Date & time
After Barack Obama was forced by the government shutdown/debt ceiling crisis to stay in Washington rather than participate in APEC and the EAS, and with crises inexorably drawing the US back into the Middle East, it is tempting to dismiss the US pivot to Asia as stillborn. This temptation should be resisted for two reasons. First, political gridlock masks the recovery of the US economy. Second, the US's coming energy independence coupled with its unique economic interdependence-political rivalry with China makes a greater American focus on Asia inevitable. But the short term weakness of the Obama presidency creates a challenge for Australia: how to support the US at a time when its brand in Asia is at a low ebb. This seminar will discuss how Australia should act in this challenging environment, with a focus on trade and investment and political military cooperation.
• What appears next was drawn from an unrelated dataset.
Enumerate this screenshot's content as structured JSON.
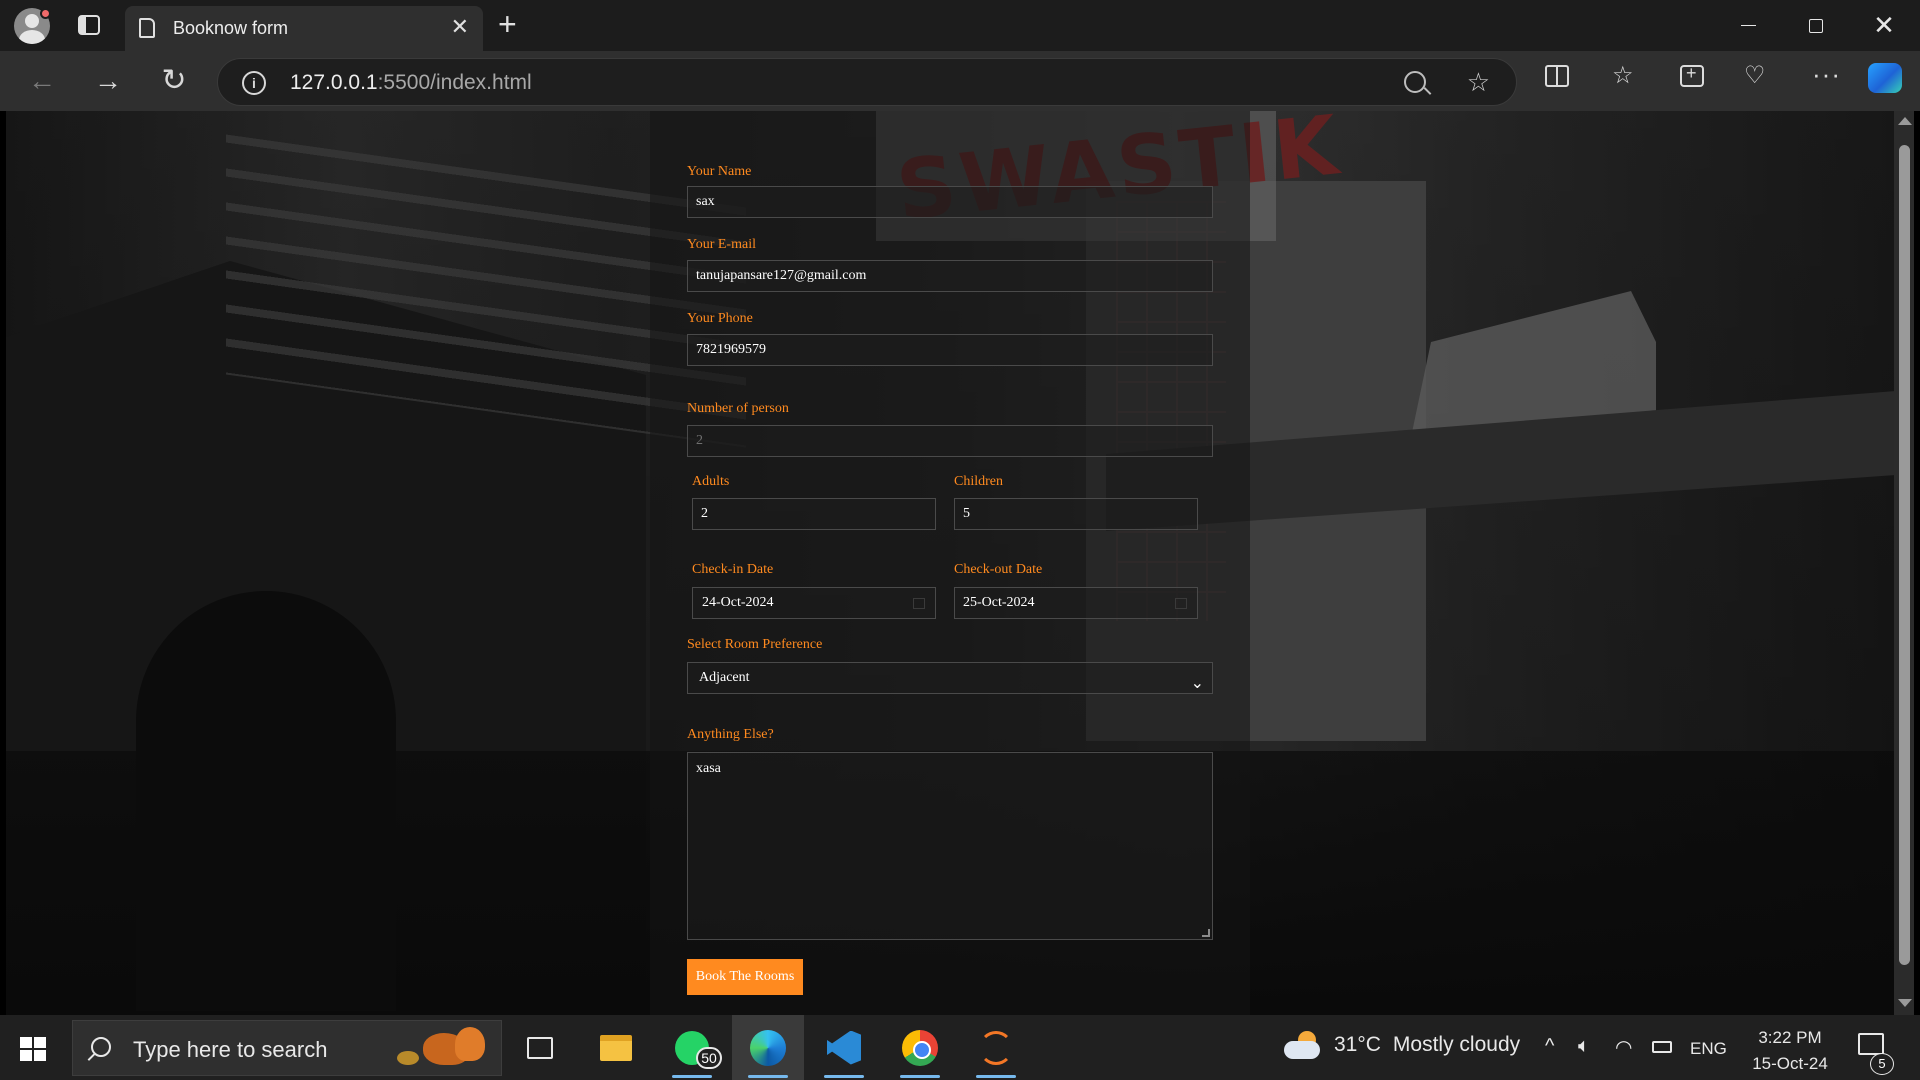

Professor Geoffrey Garrett became Dean of the Australian School of Business in February 2013. Before returning to Australia as founding CEO of the United States Studies Centre and then as Dean of the University of Sydney Business School, Garrett was President of the Pacific Council on International Policy in Los Angeles and Dean of the UCLA International Institute. Garrett has held continuing academic appointments at Oxford, Stanford and Yale universities and the Wharton School of the University of Pennsylvania. He is a Fellow of the Australian Academy of the Social Sciences, a Trustee of the Asia Foundation in San Francisco, a Member of the New York-based Council on Foreign Relations and serves on the Editorial Board of Global Policy. His academic publications include Partisan Politics in the Global Economy, The Global Diffusion of Markets and Democracy and numerous articles in International Organization. Garrett holds a BA (Hons) from the ANU and an MA and PhD from Duke University where he was a Fulbright Scholar.